**WHAT YOU NEED TO DO:** While reading through the material below, copy each line that holds the word "name".
....
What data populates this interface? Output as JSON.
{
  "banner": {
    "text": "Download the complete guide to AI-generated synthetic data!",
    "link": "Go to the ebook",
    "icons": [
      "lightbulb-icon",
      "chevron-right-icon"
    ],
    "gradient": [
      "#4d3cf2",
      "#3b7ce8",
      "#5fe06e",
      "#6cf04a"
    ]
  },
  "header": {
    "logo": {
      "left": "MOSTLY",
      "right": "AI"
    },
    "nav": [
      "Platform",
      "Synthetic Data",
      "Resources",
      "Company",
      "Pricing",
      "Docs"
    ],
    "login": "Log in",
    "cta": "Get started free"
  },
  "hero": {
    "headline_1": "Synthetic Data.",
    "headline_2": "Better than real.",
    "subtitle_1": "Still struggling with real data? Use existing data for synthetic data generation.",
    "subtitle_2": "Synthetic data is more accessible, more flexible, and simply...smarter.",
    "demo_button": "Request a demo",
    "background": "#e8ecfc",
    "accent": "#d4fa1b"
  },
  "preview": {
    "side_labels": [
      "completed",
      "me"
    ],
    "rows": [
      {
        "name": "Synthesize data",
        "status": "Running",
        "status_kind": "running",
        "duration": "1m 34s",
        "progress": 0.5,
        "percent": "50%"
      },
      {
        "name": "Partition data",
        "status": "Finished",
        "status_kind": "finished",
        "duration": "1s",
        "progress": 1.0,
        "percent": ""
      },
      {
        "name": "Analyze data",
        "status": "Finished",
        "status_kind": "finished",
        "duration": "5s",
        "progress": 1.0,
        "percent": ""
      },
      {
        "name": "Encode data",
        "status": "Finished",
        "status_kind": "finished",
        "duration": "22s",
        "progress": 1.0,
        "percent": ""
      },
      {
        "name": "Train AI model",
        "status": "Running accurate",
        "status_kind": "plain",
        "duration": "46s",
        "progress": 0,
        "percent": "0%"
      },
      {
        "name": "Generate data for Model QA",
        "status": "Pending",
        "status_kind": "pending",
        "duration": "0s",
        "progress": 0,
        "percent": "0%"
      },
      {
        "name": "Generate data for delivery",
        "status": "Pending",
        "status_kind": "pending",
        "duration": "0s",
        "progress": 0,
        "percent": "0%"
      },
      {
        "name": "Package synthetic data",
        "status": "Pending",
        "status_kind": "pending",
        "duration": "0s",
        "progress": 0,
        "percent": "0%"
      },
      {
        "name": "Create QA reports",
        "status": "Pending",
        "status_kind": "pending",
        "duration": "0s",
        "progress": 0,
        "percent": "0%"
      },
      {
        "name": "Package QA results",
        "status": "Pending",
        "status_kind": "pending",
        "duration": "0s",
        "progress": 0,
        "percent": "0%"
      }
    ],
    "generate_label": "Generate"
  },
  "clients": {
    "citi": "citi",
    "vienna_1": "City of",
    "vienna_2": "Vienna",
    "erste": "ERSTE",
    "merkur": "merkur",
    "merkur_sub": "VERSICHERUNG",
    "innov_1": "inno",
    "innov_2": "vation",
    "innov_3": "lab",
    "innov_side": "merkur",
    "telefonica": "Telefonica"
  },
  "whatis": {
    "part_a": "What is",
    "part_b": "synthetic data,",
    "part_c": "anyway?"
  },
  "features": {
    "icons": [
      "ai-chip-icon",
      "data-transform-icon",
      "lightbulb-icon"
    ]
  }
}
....
**ANSWER SPACE:**
        "name": "Synthesize data",
        "name": "Partition data",
        "name": "Analyze data",
        "name": "Encode data",
        "name": "Train AI model",
        "name": "Generate data for Model QA",
        "name": "Generate data for delivery",
        "name": "Package synthetic data",
        "name": "Create QA reports",
        "name": "Package QA results",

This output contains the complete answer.